# TASK DETAILS
Reproduce the records below exactly; no pictures.

# RECORDS FOR PROCESSING
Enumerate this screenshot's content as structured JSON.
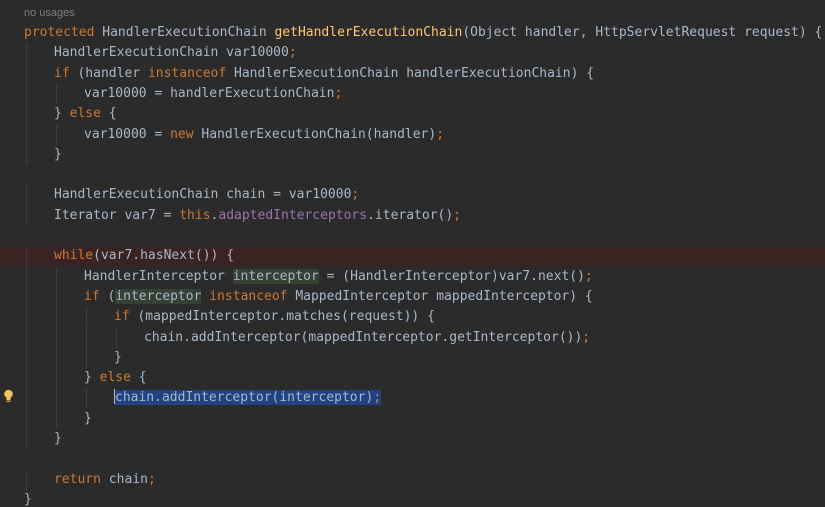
{
  "editor": {
    "usage_hint": "no usages",
    "gutter_icon": "lightbulb-icon",
    "lines": [
      {
        "t": [
          [
            "kw",
            "protected "
          ],
          [
            "",
            "HandlerExecutionChain "
          ],
          [
            "fn",
            "getHandlerExecutionChain"
          ],
          [
            "",
            "(Object handler, HttpServletRequest request) {"
          ]
        ]
      },
      {
        "t": [
          [
            "",
            "HandlerExecutionChain var10000"
          ],
          [
            "kw",
            ";"
          ]
        ]
      },
      {
        "t": [
          [
            "kw",
            "if "
          ],
          [
            "",
            "(handler "
          ],
          [
            "kw",
            "instanceof "
          ],
          [
            "",
            "HandlerExecutionChain handlerExecutionChain) {"
          ]
        ]
      },
      {
        "t": [
          [
            "",
            "var10000 = handlerExecutionChain"
          ],
          [
            "kw",
            ";"
          ]
        ]
      },
      {
        "t": [
          [
            "",
            "} "
          ],
          [
            "kw",
            "else "
          ],
          [
            "",
            "{"
          ]
        ]
      },
      {
        "t": [
          [
            "",
            "var10000 = "
          ],
          [
            "kw",
            "new "
          ],
          [
            "",
            "HandlerExecutionChain(handler)"
          ],
          [
            "kw",
            ";"
          ]
        ]
      },
      {
        "t": [
          [
            "",
            "}"
          ]
        ]
      },
      {
        "t": []
      },
      {
        "t": [
          [
            "",
            "HandlerExecutionChain chain = var10000"
          ],
          [
            "kw",
            ";"
          ]
        ]
      },
      {
        "t": [
          [
            "",
            "Iterator var7 = "
          ],
          [
            "kw",
            "this"
          ],
          [
            "",
            "."
          ],
          [
            "fld",
            "adaptedInterceptors"
          ],
          [
            "",
            ".iterator()"
          ],
          [
            "kw",
            ";"
          ]
        ]
      },
      {
        "t": []
      },
      {
        "t": [
          [
            "kw",
            "while"
          ],
          [
            "",
            "(var7.hasNext()) {"
          ]
        ]
      },
      {
        "t": [
          [
            "",
            "HandlerInterceptor "
          ],
          [
            "ref",
            "interceptor"
          ],
          [
            "",
            " = (HandlerInterceptor)var7.next()"
          ],
          [
            "kw",
            ";"
          ]
        ]
      },
      {
        "t": [
          [
            "kw",
            "if "
          ],
          [
            "",
            "("
          ],
          [
            "ref",
            "interceptor"
          ],
          [
            "kw",
            " instanceof "
          ],
          [
            "",
            "MappedInterceptor mappedInterceptor) {"
          ]
        ]
      },
      {
        "t": [
          [
            "kw",
            "if "
          ],
          [
            "",
            "(mappedInterceptor.matches(request)) {"
          ]
        ]
      },
      {
        "t": [
          [
            "",
            "chain.addInterceptor(mappedInterceptor.getInterceptor())"
          ],
          [
            "kw",
            ";"
          ]
        ]
      },
      {
        "t": [
          [
            "",
            "}"
          ]
        ]
      },
      {
        "t": [
          [
            "",
            "} "
          ],
          [
            "kw",
            "else "
          ],
          [
            "",
            "{"
          ]
        ]
      },
      {
        "t": [
          [
            "caret",
            ""
          ],
          [
            "sel",
            "chain.addInterceptor(interceptor)"
          ],
          [
            "selkw",
            ";"
          ]
        ]
      },
      {
        "t": [
          [
            "",
            "}"
          ]
        ]
      },
      {
        "t": [
          [
            "",
            "}"
          ]
        ]
      },
      {
        "t": []
      },
      {
        "t": [
          [
            "kw",
            "return "
          ],
          [
            "",
            "chain"
          ],
          [
            "kw",
            ";"
          ]
        ]
      },
      {
        "t": [
          [
            "",
            "}"
          ]
        ]
      }
    ]
  }
}
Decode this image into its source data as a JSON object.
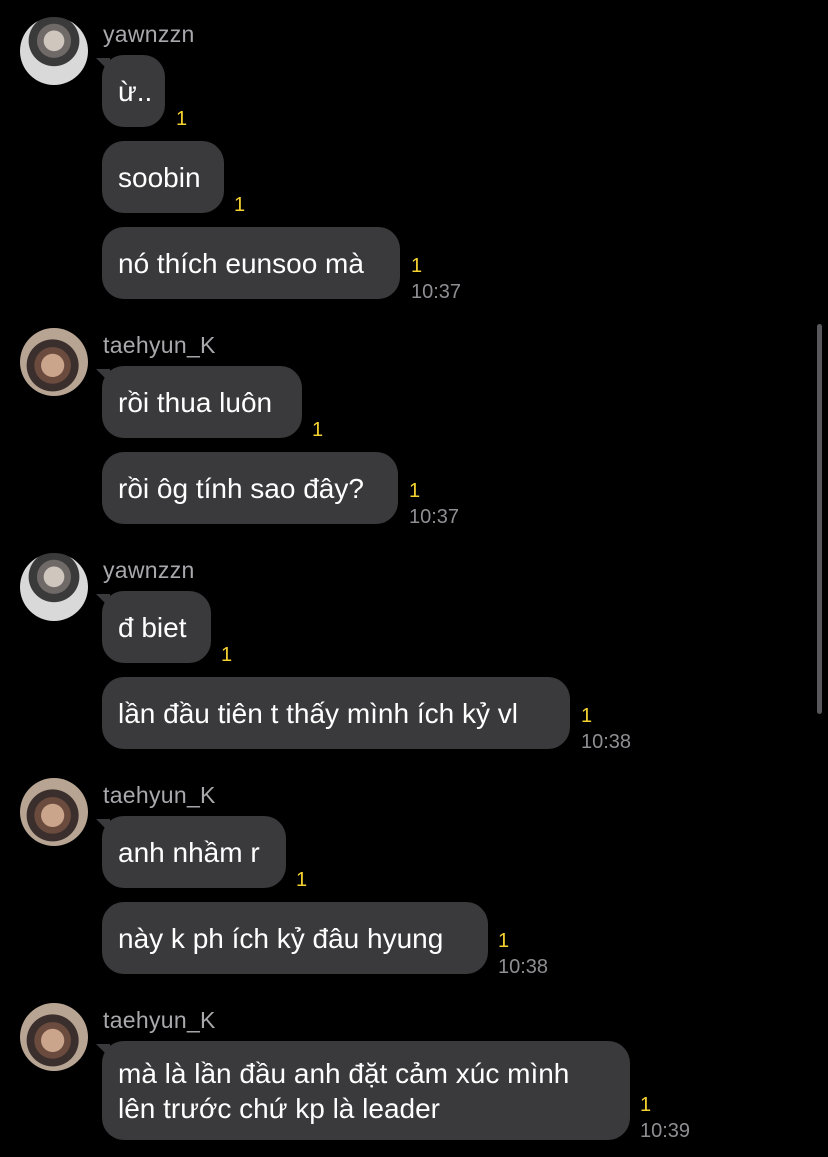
{
  "senders": {
    "yawnzzn": "yawnzzn",
    "taehyun": "taehyun_K"
  },
  "messages": [
    {
      "text": "ừ..",
      "unread": "1"
    },
    {
      "text": "soobin",
      "unread": "1"
    },
    {
      "text": "nó thích eunsoo mà",
      "unread": "1",
      "time": "10:37"
    },
    {
      "text": "rồi thua luôn",
      "unread": "1"
    },
    {
      "text": "rồi ôg tính sao đây?",
      "unread": "1",
      "time": "10:37"
    },
    {
      "text": "đ biet",
      "unread": "1"
    },
    {
      "text": "lần đầu tiên t thấy mình ích kỷ vl",
      "unread": "1",
      "time": "10:38"
    },
    {
      "text": "anh nhầm r",
      "unread": "1"
    },
    {
      "text": "này k ph ích kỷ đâu hyung",
      "unread": "1",
      "time": "10:38"
    },
    {
      "text": "mà là lần đầu anh đặt cảm xúc mình lên trước chứ kp là leader",
      "unread": "1",
      "time": "10:39"
    }
  ]
}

# ANSWER TO THIS TASK
Enumerate this screenshot's content as structured JSON.
{
  "editor": {
    "usage_hint": "no usages",
    "gutter_icon": "lightbulb-icon",
    "lines": [
      {
        "t": [
          [
            "kw",
            "protected "
          ],
          [
            "",
            "HandlerExecutionChain "
          ],
          [
            "fn",
            "getHandlerExecutionChain"
          ],
          [
            "",
            "(Object handler, HttpServletRequest request) {"
          ]
        ]
      },
      {
        "t": [
          [
            "",
            "HandlerExecutionChain var10000"
          ],
          [
            "kw",
            ";"
          ]
        ]
      },
      {
        "t": [
          [
            "kw",
            "if "
          ],
          [
            "",
            "(handler "
          ],
          [
            "kw",
            "instanceof "
          ],
          [
            "",
            "HandlerExecutionChain handlerExecutionChain) {"
          ]
        ]
      },
      {
        "t": [
          [
            "",
            "var10000 = handlerExecutionChain"
          ],
          [
            "kw",
            ";"
          ]
        ]
      },
      {
        "t": [
          [
            "",
            "} "
          ],
          [
            "kw",
            "else "
          ],
          [
            "",
            "{"
          ]
        ]
      },
      {
        "t": [
          [
            "",
            "var10000 = "
          ],
          [
            "kw",
            "new "
          ],
          [
            "",
            "HandlerExecutionChain(handler)"
          ],
          [
            "kw",
            ";"
          ]
        ]
      },
      {
        "t": [
          [
            "",
            "}"
          ]
        ]
      },
      {
        "t": []
      },
      {
        "t": [
          [
            "",
            "HandlerExecutionChain chain = var10000"
          ],
          [
            "kw",
            ";"
          ]
        ]
      },
      {
        "t": [
          [
            "",
            "Iterator var7 = "
          ],
          [
            "kw",
            "this"
          ],
          [
            "",
            "."
          ],
          [
            "fld",
            "adaptedInterceptors"
          ],
          [
            "",
            ".iterator()"
          ],
          [
            "kw",
            ";"
          ]
        ]
      },
      {
        "t": []
      },
      {
        "t": [
          [
            "kw",
            "while"
          ],
          [
            "",
            "(var7.hasNext()) {"
          ]
        ]
      },
      {
        "t": [
          [
            "",
            "HandlerInterceptor "
          ],
          [
            "ref",
            "interceptor"
          ],
          [
            "",
            " = (HandlerInterceptor)var7.next()"
          ],
          [
            "kw",
            ";"
          ]
        ]
      },
      {
        "t": [
          [
            "kw",
            "if "
          ],
          [
            "",
            "("
          ],
          [
            "ref",
            "interceptor"
          ],
          [
            "kw",
            " instanceof "
          ],
          [
            "",
            "MappedInterceptor mappedInterceptor) {"
          ]
        ]
      },
      {
        "t": [
          [
            "kw",
            "if "
          ],
          [
            "",
            "(mappedInterceptor.matches(request)) {"
          ]
        ]
      },
      {
        "t": [
          [
            "",
            "chain.addInterceptor(mappedInterceptor.getInterceptor())"
          ],
          [
            "kw",
            ";"
          ]
        ]
      },
      {
        "t": [
          [
            "",
            "}"
          ]
        ]
      },
      {
        "t": [
          [
            "",
            "} "
          ],
          [
            "kw",
            "else "
          ],
          [
            "",
            "{"
          ]
        ]
      },
      {
        "t": [
          [
            "caret",
            ""
          ],
          [
            "sel",
            "chain.addInterceptor(interceptor)"
          ],
          [
            "selkw",
            ";"
          ]
        ]
      },
      {
        "t": [
          [
            "",
            "}"
          ]
        ]
      },
      {
        "t": [
          [
            "",
            "}"
          ]
        ]
      },
      {
        "t": []
      },
      {
        "t": [
          [
            "kw",
            "return "
          ],
          [
            "",
            "chain"
          ],
          [
            "kw",
            ";"
          ]
        ]
      },
      {
        "t": [
          [
            "",
            "}"
          ]
        ]
      }
    ]
  }
}
Decode this image into its source data as a JSON object.
{
  "senders": {
    "yawnzzn": "yawnzzn",
    "taehyun": "taehyun_K"
  },
  "messages": [
    {
      "text": "ừ..",
      "unread": "1"
    },
    {
      "text": "soobin",
      "unread": "1"
    },
    {
      "text": "nó thích eunsoo mà",
      "unread": "1",
      "time": "10:37"
    },
    {
      "text": "rồi thua luôn",
      "unread": "1"
    },
    {
      "text": "rồi ôg tính sao đây?",
      "unread": "1",
      "time": "10:37"
    },
    {
      "text": "đ biet",
      "unread": "1"
    },
    {
      "text": "lần đầu tiên t thấy mình ích kỷ vl",
      "unread": "1",
      "time": "10:38"
    },
    {
      "text": "anh nhầm r",
      "unread": "1"
    },
    {
      "text": "này k ph ích kỷ đâu hyung",
      "unread": "1",
      "time": "10:38"
    },
    {
      "text": "mà là lần đầu anh đặt cảm xúc mình lên trước chứ kp là leader",
      "unread": "1",
      "time": "10:39"
    }
  ]
}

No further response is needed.